*** INPUT DATA ***
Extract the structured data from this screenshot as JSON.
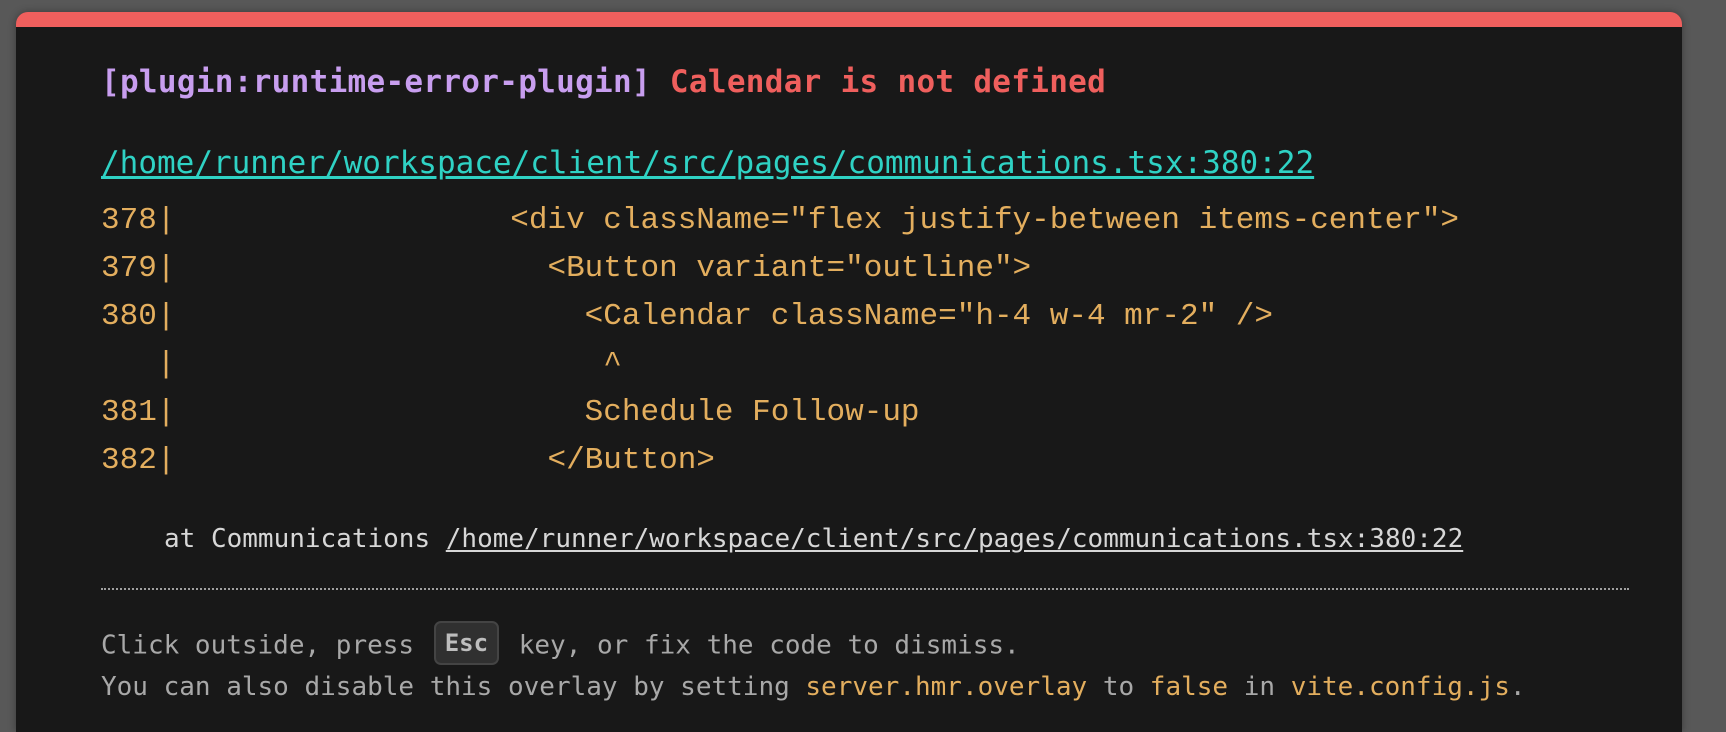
{
  "error": {
    "plugin": "[plugin:runtime-error-plugin]",
    "message": "Calendar is not defined"
  },
  "file_link": "/home/runner/workspace/client/src/pages/communications.tsx:380:22",
  "frame_lines": [
    "378|                  <div className=\"flex justify-between items-center\">",
    "379|                    <Button variant=\"outline\">",
    "380|                      <Calendar className=\"h-4 w-4 mr-2\" />",
    "   |                       ^",
    "381|                      Schedule Follow-up",
    "382|                    </Button>"
  ],
  "stack": {
    "prefix": "at Communications ",
    "link": "/home/runner/workspace/client/src/pages/communications.tsx:380:22"
  },
  "tip": {
    "line1_before": "Click outside, press ",
    "key": "Esc",
    "line1_after": " key, or fix the code to dismiss.",
    "line2_before": "You can also disable this overlay by setting ",
    "setting": "server.hmr.overlay",
    "to": " to ",
    "value": "false",
    "in": " in ",
    "config_file": "vite.config.js",
    "end": "."
  },
  "colors": {
    "accent_bar": "#ef5f5d",
    "plugin": "#c89eef",
    "error": "#ef5f5d",
    "link": "#2fd2c4",
    "code": "#e3ae5e",
    "background": "#181818"
  }
}
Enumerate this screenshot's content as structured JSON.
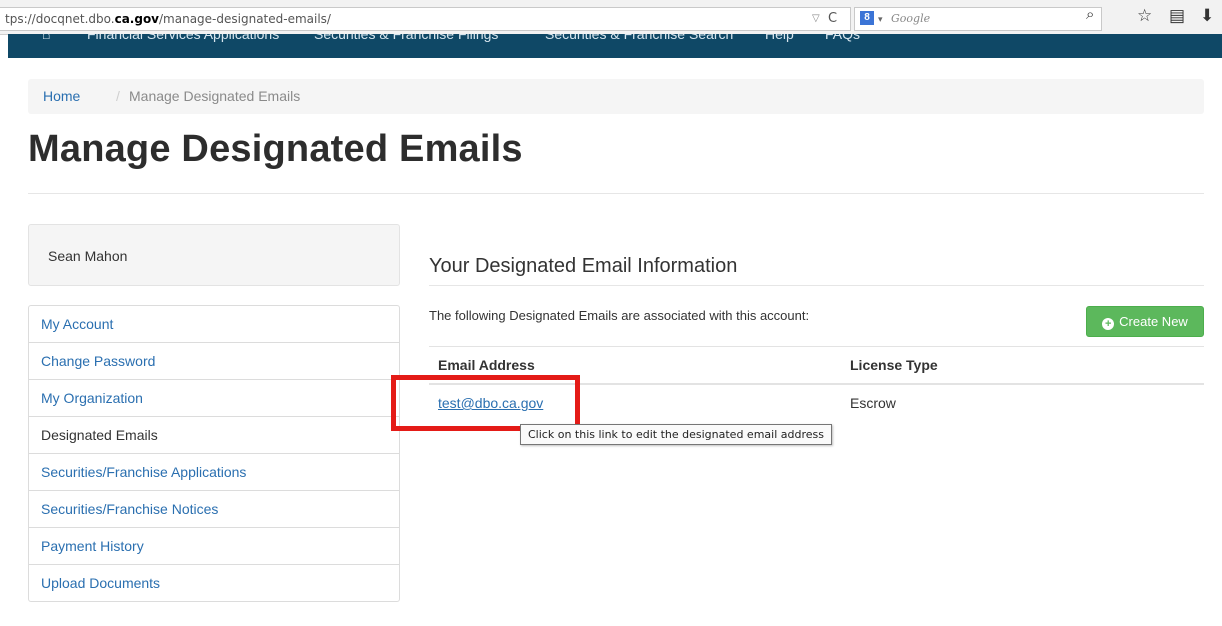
{
  "browser": {
    "url_prefix": "tps://docqnet.dbo.",
    "url_domain": "ca.gov",
    "url_path": "/manage-designated-emails/",
    "search_engine_label": "8",
    "search_placeholder": "Google"
  },
  "site_nav": {
    "items": [
      "Financial Services Applications",
      "Securities & Franchise Filings",
      "Securities & Franchise Search",
      "Help",
      "FAQs"
    ]
  },
  "breadcrumb": {
    "home": "Home",
    "separator": "/",
    "current": "Manage Designated Emails"
  },
  "page_title": "Manage Designated Emails",
  "sidebar": {
    "user_name": "Sean Mahon",
    "items": [
      {
        "label": "My Account",
        "active": false
      },
      {
        "label": "Change Password",
        "active": false
      },
      {
        "label": "My Organization",
        "active": false
      },
      {
        "label": "Designated Emails",
        "active": true
      },
      {
        "label": "Securities/Franchise Applications",
        "active": false
      },
      {
        "label": "Securities/Franchise Notices",
        "active": false
      },
      {
        "label": "Payment History",
        "active": false
      },
      {
        "label": "Upload Documents",
        "active": false
      }
    ]
  },
  "main": {
    "section_heading": "Your Designated Email Information",
    "intro": "The following Designated Emails are associated with this account:",
    "create_button_label": "Create New",
    "table": {
      "headers": [
        "Email Address",
        "License Type"
      ],
      "rows": [
        {
          "email": "test@dbo.ca.gov",
          "license_type": "Escrow"
        }
      ]
    },
    "tooltip": "Click on this link to edit the designated email address"
  },
  "colors": {
    "nav_bar": "#0f4866",
    "link": "#2a6fb0",
    "button_green": "#5cb85c",
    "highlight_red": "#e41b17"
  }
}
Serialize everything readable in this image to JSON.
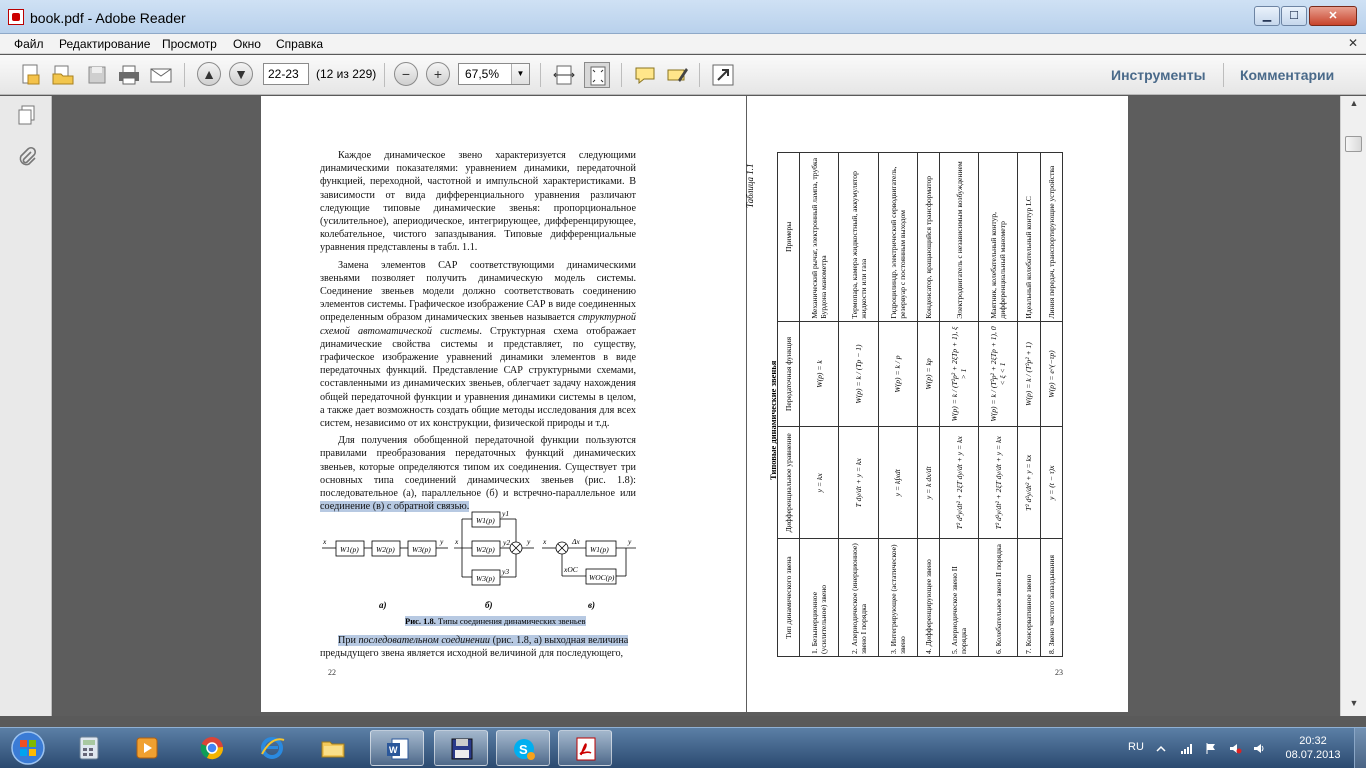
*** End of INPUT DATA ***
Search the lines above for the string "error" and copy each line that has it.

  "error": {
    "plugin": "[plugin:runtime-error-plugin]",
    "error": "#ef5f5d",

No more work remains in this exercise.